I was thinking at church last week about the meagerness of my offerings—of attention, focus, and feeling—during the sacrament. Even when the children aren't doing anything terrible, they just constantly NEED something: soothing, straightening, picking up; a stern look here, a raised eyebrow there. The effort (though I know there is more I could do to be prepared) leaves almost nothing inside me for my own spiritual contemplation during those crucial moments. But I send up my short microbursts of prayers toward heaven anyway, between distractions, asking for forgiveness, and for capacity. I feel, while that ordinance is being administered, that there is sacredness nearby, and even if I can't quite touch it—I am at least drawn toward it!
What I wish is that I could maintain two channels simultaneously: the spiritual and the temporal; the elevated and the practical. I wish I could reach out and touch heaven in the very moment I am switching someone's shoes to the correct feet or whispering "Stop biting each other." But usually there's at least a moment of disconnect, a noticeable switching of gears, before I can get my mind focused on the eternal again.

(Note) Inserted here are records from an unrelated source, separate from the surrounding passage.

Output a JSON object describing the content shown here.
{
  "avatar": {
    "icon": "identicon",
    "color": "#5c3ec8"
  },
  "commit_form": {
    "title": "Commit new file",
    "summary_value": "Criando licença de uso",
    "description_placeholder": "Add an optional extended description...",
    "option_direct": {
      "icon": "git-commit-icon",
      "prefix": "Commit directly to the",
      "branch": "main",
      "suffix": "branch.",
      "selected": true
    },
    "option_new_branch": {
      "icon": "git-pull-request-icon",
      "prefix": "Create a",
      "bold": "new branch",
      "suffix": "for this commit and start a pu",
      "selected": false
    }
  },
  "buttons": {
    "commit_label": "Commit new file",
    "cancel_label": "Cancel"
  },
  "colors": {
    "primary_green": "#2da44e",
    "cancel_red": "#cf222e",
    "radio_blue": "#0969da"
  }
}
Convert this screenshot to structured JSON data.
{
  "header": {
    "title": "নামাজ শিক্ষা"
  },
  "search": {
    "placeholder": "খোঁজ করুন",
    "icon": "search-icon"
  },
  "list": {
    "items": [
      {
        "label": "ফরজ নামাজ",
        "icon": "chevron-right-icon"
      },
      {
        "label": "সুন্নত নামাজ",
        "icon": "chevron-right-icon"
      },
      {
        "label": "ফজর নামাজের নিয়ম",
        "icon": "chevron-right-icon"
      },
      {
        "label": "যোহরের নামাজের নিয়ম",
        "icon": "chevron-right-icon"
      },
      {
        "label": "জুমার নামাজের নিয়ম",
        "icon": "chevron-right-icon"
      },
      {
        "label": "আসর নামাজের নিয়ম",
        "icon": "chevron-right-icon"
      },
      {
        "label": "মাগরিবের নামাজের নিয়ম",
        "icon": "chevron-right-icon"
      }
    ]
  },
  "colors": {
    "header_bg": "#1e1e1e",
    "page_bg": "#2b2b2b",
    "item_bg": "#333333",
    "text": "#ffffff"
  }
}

I was thinking about that as I read this from Elder Bruce R. McConkie's talk:
There is nothing in this world that compares in any way in importance with the gospel of the Lord Jesus Christ. It is the power of God unto salvation, and if we will walk and live and be and move and breathe and think the gospel and its cause, always and everlastingly, then we can have peace and joy and happiness in this life and we can go on to eternal glory in the life to come.That's what I want to do, but it seems so hard when the demands of mortality are so constant! Some days I am barely able to keep everyone's different schedules and needs and questions in my head--let alone have any room for pondering and communion throughout the day. I do try to find time for that, when things are quiet or when I am alone. But to keep that spiritual attentiveness DURING the chaos--to live and move and breathe the gospel, as Elder McConkie says--well, I'd like to learn how.
So I thought this was a useful thought, in the talk by Elder Delbert L. Stapley:
Good habits are not acquired simply by making good resolves, though the thought must precede the action. Good habits are developed in the workshop of our daily lives. It is not in the great moments of test and trial that character is built. That is only when it is displayed. The habits that direct our lives and form our character are fashioned in the often uneventful, commonplace routine of life. They are acquired by practice.I have noticed that there are times when I have an easier time "switching on" my spiritual side. Sometimes I'm better able to see the higher purpose in what I'm doing, and to feel a spiritual gratitude for it. At those times, I don't know that I'd say I'm actually simultaneously keeping practicality and eternity in my mind—but maybe, like two cords twisted tightly together to make a rope, the two parts of me are at least cohesive, working together. Or at least I'm toggling back and forth quickly and with less effort. And some of this, I think, has indeed come through practice with "the commonplace routine of life." As I practice laundry or speaking softly or making dinner with five different people talking to me, it takes less of my mental effort, and I have a bit more to spare for gratitude and love.
Maybe the inverse is true as well: as I practice responding with patience or seeing the good in my situation, I won't feel like it takes the whole of my focus and energy to do so! And I guess I also just have to have faith that with persistent daily effort, even more cohesion will come, and at some point that constant engagement with the gospel—the being, moving, breathing, and thinking that Elder McConkie talks about—will be within reach.
Other posts in this series: